sinister reasons, the potential for catastrophe is huge. Until the entire
automotive industry seriously tackles cyber security, safety will always be a
Security isn’t the only issue automotive businesses have to tackle before their autonomous vehicles become a reality. Although the threat of hacking is potentially life-threatening, self-driving cars can’t hit the roads until the technology can assess its surroundings in real-time and make ethical decisions.
Life and death decisions are difficult enough for humans to make however. Take the ‘trolley problem’ for example. A man is stood by a railway line and spots a runaway train heading for a group of five workers on the tracks who are too far away to hear him and facing in the wrong direction to see any signals he makes. A lever next to him will divert the train onto another track, on which only one worker is present. The vast majority of people would pull the lever and sacrifice one worker to save the five.

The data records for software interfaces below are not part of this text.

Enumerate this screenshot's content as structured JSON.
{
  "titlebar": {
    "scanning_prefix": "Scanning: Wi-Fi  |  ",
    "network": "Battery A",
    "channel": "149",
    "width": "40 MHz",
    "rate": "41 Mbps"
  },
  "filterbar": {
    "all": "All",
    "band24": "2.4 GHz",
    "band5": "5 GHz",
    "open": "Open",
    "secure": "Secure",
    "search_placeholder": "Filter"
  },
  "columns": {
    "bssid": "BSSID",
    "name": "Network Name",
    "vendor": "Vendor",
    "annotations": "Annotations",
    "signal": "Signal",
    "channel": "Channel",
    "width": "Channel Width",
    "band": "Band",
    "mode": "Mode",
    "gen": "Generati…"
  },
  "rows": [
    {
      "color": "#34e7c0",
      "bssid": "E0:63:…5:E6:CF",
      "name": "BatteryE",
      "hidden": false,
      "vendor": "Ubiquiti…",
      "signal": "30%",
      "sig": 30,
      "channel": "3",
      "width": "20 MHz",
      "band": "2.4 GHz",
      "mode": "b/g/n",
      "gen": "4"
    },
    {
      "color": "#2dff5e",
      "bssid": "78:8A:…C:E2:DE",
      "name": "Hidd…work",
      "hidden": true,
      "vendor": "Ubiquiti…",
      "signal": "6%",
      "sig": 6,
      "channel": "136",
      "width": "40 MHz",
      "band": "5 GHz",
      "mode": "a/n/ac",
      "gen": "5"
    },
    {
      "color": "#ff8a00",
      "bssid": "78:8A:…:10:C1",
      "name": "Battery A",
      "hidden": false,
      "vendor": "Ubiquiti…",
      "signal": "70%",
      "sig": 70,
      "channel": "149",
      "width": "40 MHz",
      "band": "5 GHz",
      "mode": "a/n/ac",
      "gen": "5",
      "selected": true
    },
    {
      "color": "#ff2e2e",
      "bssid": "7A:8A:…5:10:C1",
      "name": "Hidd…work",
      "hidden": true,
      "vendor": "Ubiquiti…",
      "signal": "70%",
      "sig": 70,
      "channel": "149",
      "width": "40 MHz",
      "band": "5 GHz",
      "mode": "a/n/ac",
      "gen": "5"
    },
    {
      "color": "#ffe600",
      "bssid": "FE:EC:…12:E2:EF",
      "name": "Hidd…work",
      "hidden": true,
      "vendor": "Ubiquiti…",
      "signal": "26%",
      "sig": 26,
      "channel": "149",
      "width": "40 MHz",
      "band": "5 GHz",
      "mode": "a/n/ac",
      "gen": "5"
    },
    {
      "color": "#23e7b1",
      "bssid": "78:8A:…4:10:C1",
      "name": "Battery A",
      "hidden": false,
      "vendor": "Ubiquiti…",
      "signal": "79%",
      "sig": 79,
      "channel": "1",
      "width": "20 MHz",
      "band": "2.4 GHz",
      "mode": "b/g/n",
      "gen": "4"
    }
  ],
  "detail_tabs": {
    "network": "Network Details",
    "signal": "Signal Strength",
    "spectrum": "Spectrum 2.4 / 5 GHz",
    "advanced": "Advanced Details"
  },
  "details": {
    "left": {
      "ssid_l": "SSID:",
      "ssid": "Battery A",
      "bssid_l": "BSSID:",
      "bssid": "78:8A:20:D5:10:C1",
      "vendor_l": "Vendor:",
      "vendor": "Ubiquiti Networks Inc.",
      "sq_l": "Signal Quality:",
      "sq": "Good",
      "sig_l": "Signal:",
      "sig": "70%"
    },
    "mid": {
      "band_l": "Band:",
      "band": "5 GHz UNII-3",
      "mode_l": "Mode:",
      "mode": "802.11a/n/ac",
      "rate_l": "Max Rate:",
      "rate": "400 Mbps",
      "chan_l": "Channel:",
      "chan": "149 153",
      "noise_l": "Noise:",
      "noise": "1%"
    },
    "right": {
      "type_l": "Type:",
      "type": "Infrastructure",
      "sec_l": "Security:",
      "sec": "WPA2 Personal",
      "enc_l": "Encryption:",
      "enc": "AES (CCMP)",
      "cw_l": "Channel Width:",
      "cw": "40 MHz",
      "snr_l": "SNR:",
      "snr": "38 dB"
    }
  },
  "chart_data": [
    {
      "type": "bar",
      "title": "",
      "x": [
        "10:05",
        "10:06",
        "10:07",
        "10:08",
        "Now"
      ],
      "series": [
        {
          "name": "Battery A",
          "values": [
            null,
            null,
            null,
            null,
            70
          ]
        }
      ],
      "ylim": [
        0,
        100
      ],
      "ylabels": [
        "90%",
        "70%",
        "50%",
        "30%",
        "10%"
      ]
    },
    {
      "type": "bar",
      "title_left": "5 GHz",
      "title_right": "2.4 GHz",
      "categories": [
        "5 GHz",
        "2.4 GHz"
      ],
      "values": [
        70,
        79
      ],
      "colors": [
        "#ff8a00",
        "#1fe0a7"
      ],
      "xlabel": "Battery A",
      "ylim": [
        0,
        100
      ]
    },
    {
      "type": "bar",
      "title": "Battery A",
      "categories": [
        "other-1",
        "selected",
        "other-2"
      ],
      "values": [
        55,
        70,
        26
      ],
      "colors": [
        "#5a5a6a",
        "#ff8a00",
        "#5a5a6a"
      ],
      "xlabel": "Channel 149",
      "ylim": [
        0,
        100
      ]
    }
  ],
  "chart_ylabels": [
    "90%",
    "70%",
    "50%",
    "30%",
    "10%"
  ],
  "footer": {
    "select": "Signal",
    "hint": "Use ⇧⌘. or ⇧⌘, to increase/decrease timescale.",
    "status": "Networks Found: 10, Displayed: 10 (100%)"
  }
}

The second instance of the trolley problem has the same set-up but with no lever. Instead, the man is stood next to a very large gentleman and he works out that if he throws him in front of the train, the impact will stop it and save all the workers. Responses from test groups given this problem overwhelmingly show people would be unwilling to become physically involved in another person’s death, even if it means saving all the workers on the tracks.
If we as humans struggle with such ethical decisions, automotive businesses have their work cut out to resolve such issues using technology. Mercedes has confirmed the software at the heart of its autonomous vehicles will protect the passenger above all others. Will other businesses follow suit though or will the ethics of such a decision result in a different approach? , For example, if a self-driving car is trained to always protect the passenger above all other actions, would it run over a group of school children which stepped out in front of the car instead of dangering the lone passenger by veering off the road? If the opposite was true and the car was programmed to save the largest amount of people, why would consumers agree to put themselves at risk by travelling in an autonomous vehicle? It is this type of question traditional automotive companies, as well as disruptive innovators such as Google and Apple, must answer before driverless cars become mainstream vehicles.
Both traditional vehicle manufacturers and technology giants entering the market for the first time must conquer the security and ethical issues autonomy poses. How this is managed will likely depend on the type of businesses they are though.
The likes of Apple and Google will have the technology knowledge in-house to tackle cybersecurity and patch management but will likely have either hired specialists or outsourced to third parties when it comes to manufacturing the product. On the other hand, traditional automotive companies will need to enlist third party support from technology experts to ensure their autonomous vehicles are safe, secure and offer a seamless customer journey in-line with the technology used in our everyday lives.
Taking advantage of big data and specialist help will result in increased technology innovation. Not only will vehicles be driverless, but mobile devices could speak to the vehicles directly. If a driver starts their commute to work at 6:30am every weekday, the engine can be set to turn on five minutes prior to this in the winter months (but with the drive disabled) to defrost the car. Similarly, MOT garages could communicate with customers when their vehicle is due to be tested and suggest when tyres should be checked or oil changed which should decrease the likelihood of a breakdown. It is this seamless experience big data supports and consumers will expect this level of interaction with their vehicles. Faults in autonomous cars are the difference between life and death for passengers and pedestrians, so it’s vital automotive businesses and technology experts are constantly collaborating to guarantee autonomous vehicles aren’t endangering passengers or other road users. Only then can a seamless driving experience be secured. After all, who will want to use a car which has gadgets which save them ten minutes per journey, but can’t guarantee their safety? Nobody. So ignoring these two forks in the road isn’t an option.